**WHAT THE EXERCISE ASKS**
Which lines of the entries below include "this"? List them all.

**TASK MATERIAL**
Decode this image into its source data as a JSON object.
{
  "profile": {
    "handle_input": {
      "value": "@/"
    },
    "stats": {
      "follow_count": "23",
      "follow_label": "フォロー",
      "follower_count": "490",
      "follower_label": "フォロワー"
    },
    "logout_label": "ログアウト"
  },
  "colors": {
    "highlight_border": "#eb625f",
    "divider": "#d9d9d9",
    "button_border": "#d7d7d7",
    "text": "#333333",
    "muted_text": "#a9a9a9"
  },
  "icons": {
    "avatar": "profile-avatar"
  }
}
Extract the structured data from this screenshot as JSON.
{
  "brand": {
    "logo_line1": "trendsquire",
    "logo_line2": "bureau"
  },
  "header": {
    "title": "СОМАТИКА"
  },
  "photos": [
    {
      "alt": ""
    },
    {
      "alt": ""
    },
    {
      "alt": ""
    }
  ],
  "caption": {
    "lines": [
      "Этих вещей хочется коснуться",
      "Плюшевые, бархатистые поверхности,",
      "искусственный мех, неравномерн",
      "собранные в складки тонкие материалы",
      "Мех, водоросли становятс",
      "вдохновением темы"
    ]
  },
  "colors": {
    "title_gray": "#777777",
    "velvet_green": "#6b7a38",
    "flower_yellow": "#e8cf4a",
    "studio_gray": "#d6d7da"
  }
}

**YOUR RESPONSE**
Decode this image into its source data as a JSON object.
Extract the structured data from this screenshot as JSON.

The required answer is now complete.